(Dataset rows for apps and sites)

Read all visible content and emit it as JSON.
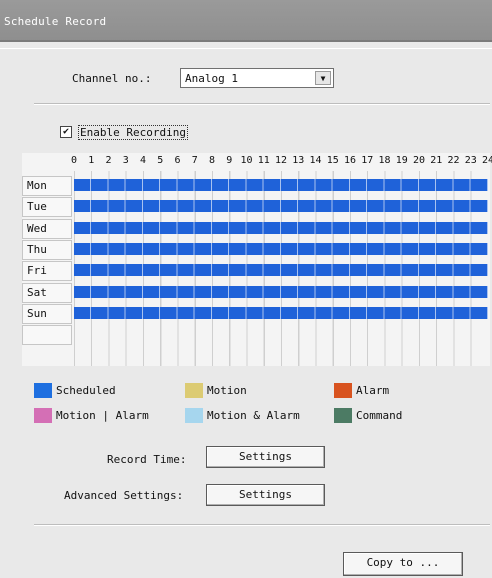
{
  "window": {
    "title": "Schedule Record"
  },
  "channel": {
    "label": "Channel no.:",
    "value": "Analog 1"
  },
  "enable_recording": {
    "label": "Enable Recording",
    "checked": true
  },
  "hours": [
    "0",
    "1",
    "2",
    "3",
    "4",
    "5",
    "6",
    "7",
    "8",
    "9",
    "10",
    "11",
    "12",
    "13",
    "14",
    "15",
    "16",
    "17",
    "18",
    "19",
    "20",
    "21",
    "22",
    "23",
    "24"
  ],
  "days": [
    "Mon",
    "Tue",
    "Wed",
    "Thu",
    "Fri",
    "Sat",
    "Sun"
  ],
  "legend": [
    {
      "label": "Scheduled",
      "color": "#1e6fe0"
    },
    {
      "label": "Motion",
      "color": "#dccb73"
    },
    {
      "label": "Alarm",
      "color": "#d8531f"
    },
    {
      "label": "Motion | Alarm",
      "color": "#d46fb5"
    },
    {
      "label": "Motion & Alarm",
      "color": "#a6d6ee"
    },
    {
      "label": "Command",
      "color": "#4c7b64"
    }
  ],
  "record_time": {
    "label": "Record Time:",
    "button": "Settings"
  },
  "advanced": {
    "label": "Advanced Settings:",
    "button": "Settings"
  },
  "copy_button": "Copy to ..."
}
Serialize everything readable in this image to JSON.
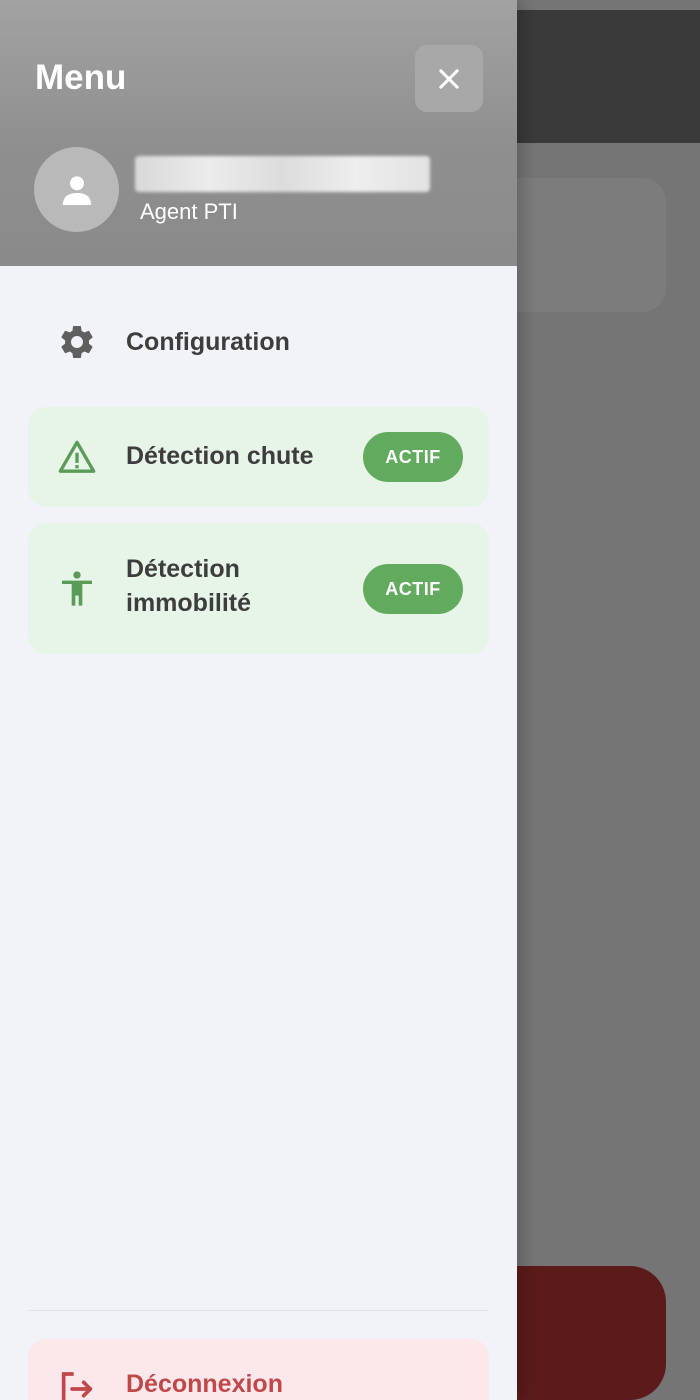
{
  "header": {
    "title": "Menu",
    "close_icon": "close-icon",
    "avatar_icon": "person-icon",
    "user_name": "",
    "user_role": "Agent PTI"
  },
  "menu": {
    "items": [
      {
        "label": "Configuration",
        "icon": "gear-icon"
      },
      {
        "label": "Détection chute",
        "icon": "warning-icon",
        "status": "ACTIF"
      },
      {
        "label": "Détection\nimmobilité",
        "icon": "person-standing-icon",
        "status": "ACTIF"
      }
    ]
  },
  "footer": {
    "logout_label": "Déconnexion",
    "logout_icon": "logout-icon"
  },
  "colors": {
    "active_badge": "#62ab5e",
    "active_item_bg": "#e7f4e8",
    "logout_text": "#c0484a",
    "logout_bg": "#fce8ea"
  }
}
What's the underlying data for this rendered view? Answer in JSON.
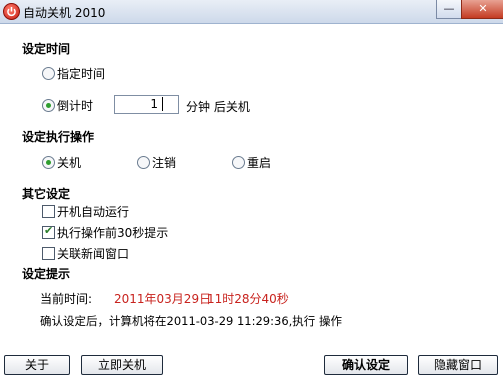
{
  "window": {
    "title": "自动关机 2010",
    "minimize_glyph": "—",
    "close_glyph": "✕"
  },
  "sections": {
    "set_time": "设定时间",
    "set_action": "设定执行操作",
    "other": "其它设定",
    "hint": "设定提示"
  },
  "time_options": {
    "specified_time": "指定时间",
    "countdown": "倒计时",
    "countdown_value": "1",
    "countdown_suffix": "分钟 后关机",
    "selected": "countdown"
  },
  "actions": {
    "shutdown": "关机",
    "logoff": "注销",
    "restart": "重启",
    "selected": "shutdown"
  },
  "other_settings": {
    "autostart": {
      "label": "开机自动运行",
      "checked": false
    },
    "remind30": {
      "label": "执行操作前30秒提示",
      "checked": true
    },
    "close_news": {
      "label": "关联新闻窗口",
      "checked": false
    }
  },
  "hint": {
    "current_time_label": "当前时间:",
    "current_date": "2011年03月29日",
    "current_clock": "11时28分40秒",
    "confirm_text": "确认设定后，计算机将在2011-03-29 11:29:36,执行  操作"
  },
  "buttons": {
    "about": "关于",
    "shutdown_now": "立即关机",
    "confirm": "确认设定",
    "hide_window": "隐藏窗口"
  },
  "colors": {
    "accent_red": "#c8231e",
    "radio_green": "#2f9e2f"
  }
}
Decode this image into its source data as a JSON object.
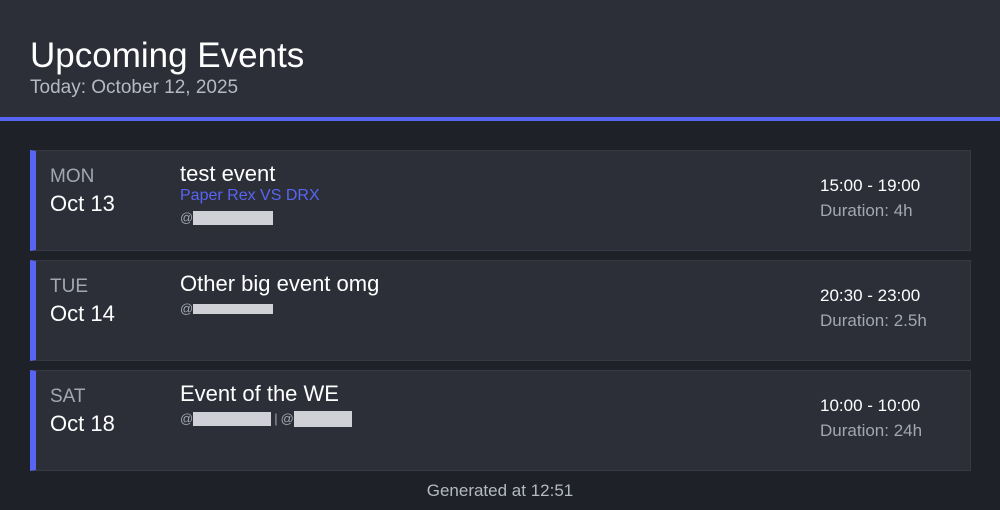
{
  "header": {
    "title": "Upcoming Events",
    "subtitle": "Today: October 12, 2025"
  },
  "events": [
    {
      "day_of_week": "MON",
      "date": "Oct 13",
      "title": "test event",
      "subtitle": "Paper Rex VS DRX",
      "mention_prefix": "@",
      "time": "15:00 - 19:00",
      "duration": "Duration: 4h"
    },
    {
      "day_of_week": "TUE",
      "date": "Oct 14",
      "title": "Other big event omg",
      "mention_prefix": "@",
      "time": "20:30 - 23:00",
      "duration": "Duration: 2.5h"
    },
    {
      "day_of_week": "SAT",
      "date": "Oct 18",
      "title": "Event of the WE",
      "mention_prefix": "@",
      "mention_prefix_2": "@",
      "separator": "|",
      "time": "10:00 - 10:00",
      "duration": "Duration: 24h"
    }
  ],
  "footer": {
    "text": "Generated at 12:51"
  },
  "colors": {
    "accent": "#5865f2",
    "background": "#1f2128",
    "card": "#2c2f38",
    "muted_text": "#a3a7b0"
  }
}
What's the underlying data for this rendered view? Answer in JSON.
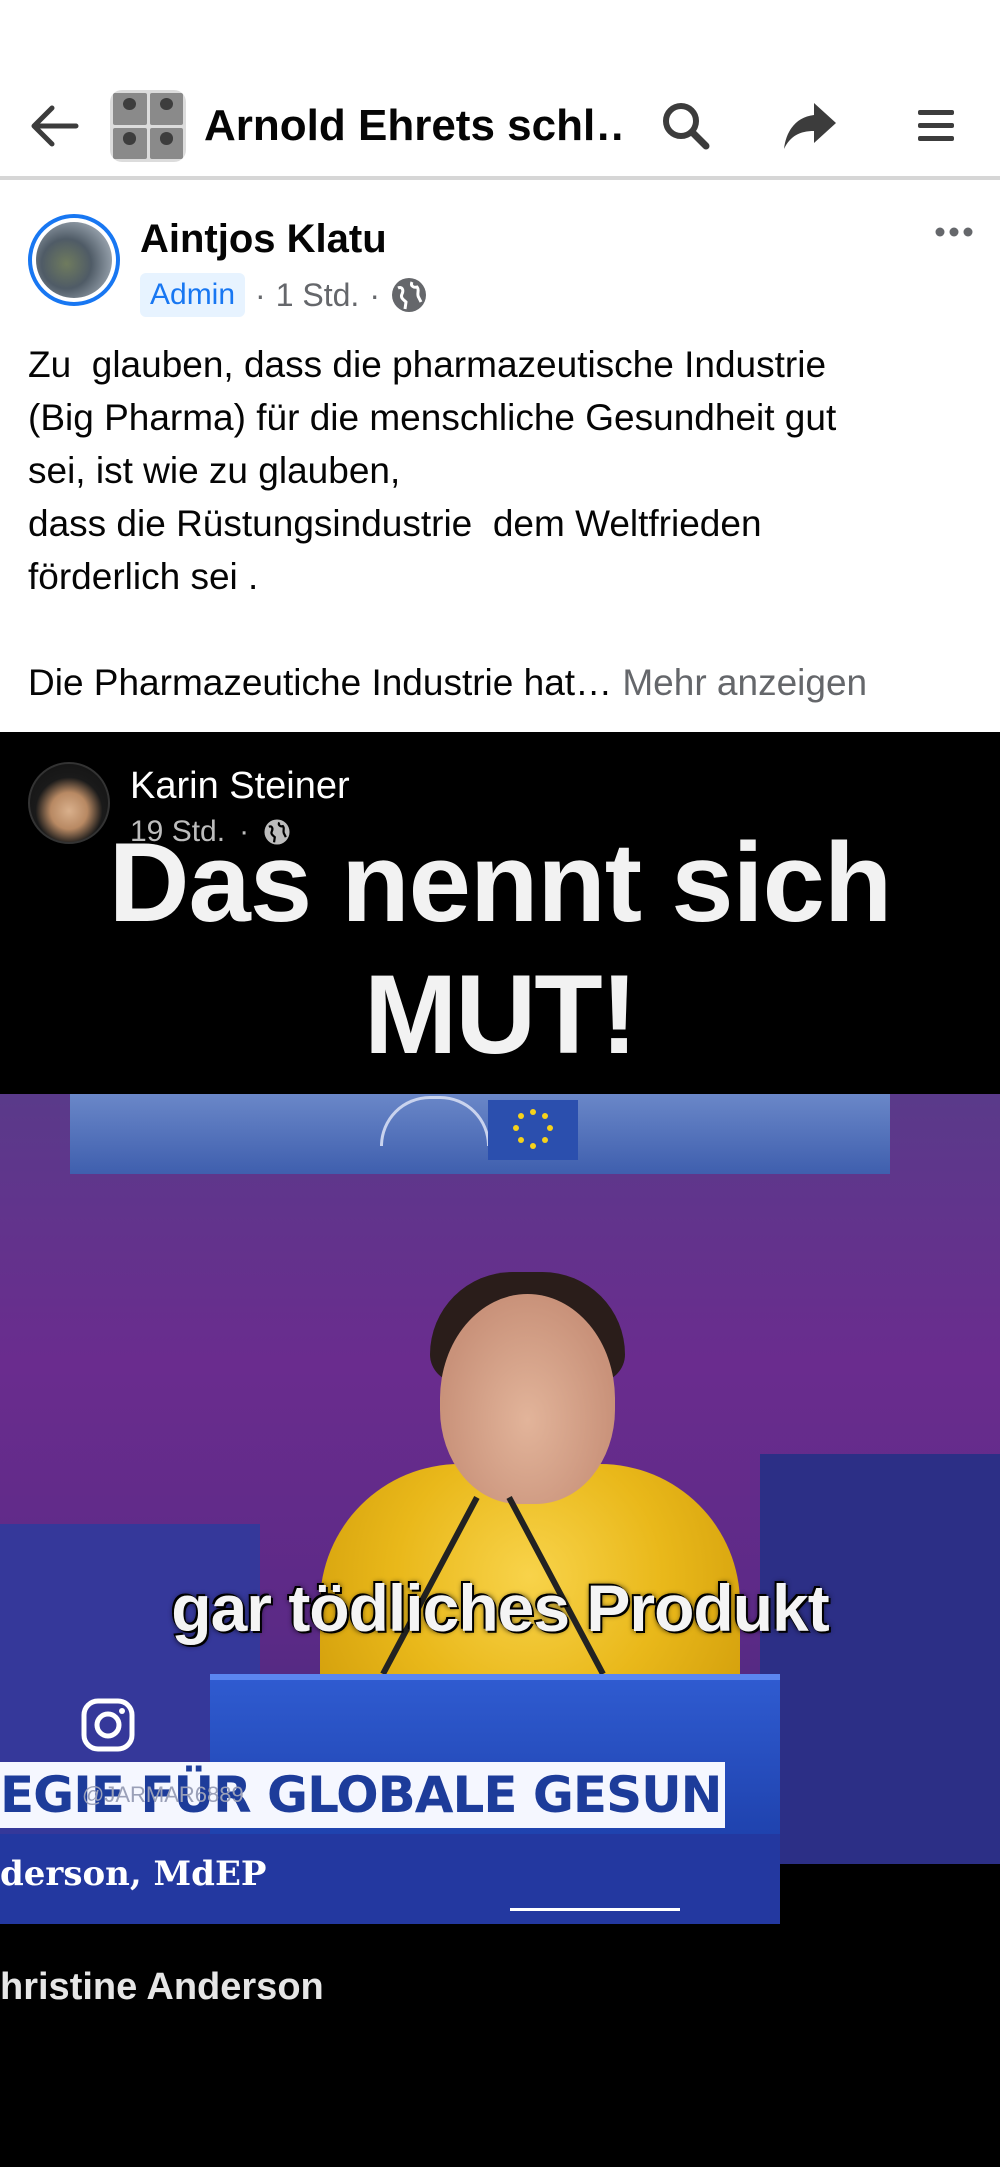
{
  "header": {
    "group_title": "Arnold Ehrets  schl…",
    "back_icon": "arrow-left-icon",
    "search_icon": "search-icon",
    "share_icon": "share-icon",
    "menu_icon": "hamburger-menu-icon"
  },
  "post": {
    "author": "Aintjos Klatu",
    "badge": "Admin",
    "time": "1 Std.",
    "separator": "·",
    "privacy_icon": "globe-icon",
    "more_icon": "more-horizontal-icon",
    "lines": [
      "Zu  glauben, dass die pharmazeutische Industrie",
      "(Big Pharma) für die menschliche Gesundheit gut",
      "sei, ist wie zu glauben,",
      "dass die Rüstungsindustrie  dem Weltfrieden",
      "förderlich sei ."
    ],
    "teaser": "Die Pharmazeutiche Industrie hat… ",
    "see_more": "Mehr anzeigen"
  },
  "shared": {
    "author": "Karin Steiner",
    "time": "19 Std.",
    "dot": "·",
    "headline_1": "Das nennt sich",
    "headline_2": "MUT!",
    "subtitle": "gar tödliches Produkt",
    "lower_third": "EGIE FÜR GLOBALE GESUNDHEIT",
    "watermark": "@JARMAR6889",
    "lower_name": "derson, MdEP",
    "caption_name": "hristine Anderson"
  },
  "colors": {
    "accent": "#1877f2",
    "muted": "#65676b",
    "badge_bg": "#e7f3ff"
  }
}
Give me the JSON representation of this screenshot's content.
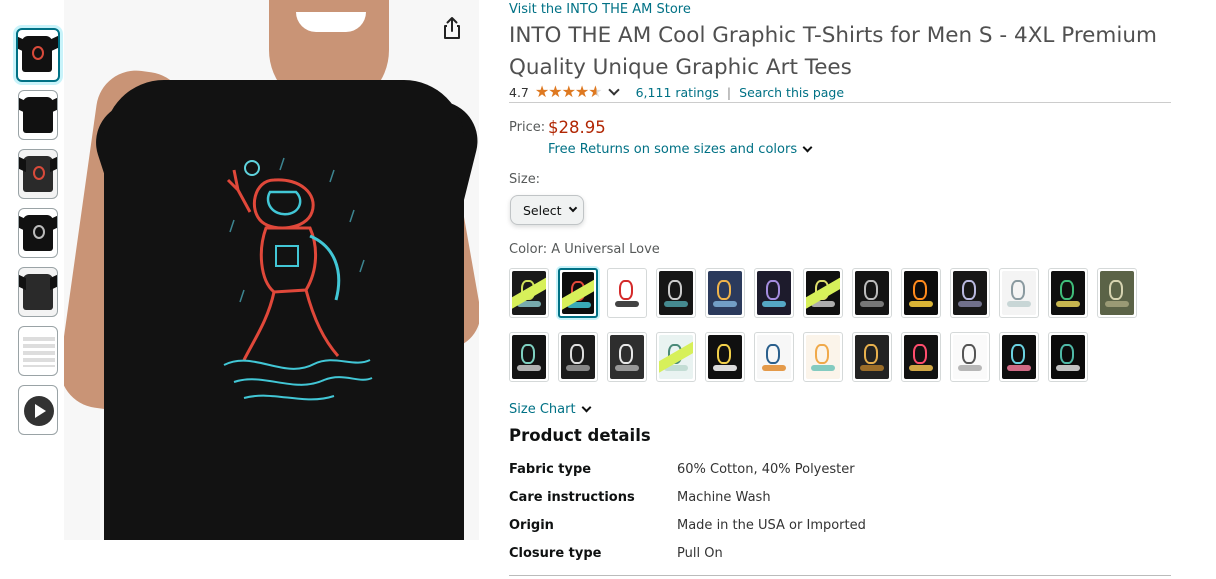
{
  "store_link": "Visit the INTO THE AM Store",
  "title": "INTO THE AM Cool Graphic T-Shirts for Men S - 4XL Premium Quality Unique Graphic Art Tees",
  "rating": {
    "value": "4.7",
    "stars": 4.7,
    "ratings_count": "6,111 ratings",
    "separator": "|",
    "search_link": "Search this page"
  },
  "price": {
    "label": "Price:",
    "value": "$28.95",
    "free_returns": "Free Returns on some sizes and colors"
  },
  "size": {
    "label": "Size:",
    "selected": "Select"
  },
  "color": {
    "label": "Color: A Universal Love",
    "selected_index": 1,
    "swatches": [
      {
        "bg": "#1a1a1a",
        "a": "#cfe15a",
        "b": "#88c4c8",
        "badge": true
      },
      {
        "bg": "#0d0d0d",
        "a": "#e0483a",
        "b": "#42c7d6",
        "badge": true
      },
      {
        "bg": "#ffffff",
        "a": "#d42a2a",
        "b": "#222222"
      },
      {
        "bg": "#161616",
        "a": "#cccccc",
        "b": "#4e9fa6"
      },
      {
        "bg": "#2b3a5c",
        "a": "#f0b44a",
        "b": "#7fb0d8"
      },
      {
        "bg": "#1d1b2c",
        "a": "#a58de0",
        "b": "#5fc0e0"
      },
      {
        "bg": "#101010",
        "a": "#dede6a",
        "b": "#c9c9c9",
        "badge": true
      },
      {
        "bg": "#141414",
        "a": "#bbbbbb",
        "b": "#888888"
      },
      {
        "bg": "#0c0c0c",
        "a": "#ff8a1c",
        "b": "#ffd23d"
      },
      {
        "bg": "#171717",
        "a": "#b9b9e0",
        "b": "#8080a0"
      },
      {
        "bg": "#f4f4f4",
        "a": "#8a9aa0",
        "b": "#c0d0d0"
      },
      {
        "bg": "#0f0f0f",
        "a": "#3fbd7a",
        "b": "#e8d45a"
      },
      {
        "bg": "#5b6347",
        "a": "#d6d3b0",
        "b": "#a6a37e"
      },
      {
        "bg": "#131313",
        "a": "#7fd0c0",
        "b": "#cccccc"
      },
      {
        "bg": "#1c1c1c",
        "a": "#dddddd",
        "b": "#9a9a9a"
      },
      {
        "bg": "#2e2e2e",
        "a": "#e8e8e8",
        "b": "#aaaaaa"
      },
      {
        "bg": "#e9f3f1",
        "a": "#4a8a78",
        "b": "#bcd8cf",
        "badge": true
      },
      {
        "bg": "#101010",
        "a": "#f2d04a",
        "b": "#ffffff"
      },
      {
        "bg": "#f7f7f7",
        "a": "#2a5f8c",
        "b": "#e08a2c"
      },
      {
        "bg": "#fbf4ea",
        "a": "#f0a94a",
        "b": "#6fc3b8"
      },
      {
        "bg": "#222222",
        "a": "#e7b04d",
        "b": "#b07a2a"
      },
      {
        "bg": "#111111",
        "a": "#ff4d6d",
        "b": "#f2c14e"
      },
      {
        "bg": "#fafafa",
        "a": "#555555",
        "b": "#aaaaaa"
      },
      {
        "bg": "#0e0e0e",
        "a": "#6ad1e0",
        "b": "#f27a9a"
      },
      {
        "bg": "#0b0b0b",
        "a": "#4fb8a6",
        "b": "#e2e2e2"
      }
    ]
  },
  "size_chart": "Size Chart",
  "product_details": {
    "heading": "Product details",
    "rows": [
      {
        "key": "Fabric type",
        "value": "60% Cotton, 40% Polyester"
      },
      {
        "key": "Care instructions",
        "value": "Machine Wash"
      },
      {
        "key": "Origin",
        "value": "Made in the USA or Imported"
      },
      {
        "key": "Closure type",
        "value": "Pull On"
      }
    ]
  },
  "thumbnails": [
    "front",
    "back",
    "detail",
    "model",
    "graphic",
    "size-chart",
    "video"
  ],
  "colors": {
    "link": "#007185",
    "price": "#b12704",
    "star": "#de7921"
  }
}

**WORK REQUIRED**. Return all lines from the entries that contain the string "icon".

**SOLUTION FOR THIS TASK**.
    "close_icon": "close-icon",
    "avatar_icon": "person-icon",
        "icon": "gear-icon"
        "icon": "warning-icon",
        "icon": "person-standing-icon",
    "logout_icon": "logout-icon"
    "back_icon": "arrow-left-icon",
    "search_icon": "search-icon",
    "share_icon": "share-icon",
    "menu_icon": "hamburger-menu-icon"
    "privacy_icon": "globe-icon",
    "more_icon": "more-horizontal-icon",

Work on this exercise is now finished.